Keep every line in which "memberships" occurs and drop the rest of the data.

» **Records contained in a dataset**

------------------------------

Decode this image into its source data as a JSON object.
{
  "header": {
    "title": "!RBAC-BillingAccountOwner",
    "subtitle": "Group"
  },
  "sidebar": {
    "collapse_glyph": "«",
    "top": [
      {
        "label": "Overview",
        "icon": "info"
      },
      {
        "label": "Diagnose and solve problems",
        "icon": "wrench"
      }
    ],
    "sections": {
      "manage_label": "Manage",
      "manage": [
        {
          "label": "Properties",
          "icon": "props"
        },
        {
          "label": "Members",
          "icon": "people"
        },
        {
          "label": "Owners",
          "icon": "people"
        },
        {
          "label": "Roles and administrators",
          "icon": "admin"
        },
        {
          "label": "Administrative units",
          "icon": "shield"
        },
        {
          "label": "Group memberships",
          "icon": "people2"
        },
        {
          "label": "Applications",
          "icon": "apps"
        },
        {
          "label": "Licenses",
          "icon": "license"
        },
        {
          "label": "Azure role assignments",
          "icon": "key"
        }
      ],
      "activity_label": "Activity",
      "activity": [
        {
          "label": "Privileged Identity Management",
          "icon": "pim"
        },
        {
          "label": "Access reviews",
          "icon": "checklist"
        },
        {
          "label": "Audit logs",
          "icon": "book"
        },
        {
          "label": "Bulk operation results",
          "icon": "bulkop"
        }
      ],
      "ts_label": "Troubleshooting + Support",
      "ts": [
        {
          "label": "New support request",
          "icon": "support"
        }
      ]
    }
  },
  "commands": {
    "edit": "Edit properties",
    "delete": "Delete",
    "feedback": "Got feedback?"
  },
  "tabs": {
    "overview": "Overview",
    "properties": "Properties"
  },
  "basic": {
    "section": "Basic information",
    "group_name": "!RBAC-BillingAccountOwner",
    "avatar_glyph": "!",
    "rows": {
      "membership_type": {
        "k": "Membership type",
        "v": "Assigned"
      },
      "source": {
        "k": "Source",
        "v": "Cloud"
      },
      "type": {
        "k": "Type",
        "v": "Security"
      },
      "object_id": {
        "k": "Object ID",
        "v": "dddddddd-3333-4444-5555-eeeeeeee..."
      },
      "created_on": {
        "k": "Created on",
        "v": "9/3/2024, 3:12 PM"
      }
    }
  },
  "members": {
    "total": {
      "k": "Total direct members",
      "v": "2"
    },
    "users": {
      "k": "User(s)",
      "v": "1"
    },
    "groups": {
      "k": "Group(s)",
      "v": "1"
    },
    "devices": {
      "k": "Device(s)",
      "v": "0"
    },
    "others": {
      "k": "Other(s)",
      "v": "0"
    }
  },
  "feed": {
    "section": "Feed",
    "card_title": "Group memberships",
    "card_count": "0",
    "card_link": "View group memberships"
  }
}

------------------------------

» **ANSWER**
          "label": "Group memberships",
    "card_title": "Group memberships",
    "card_link": "View group memberships"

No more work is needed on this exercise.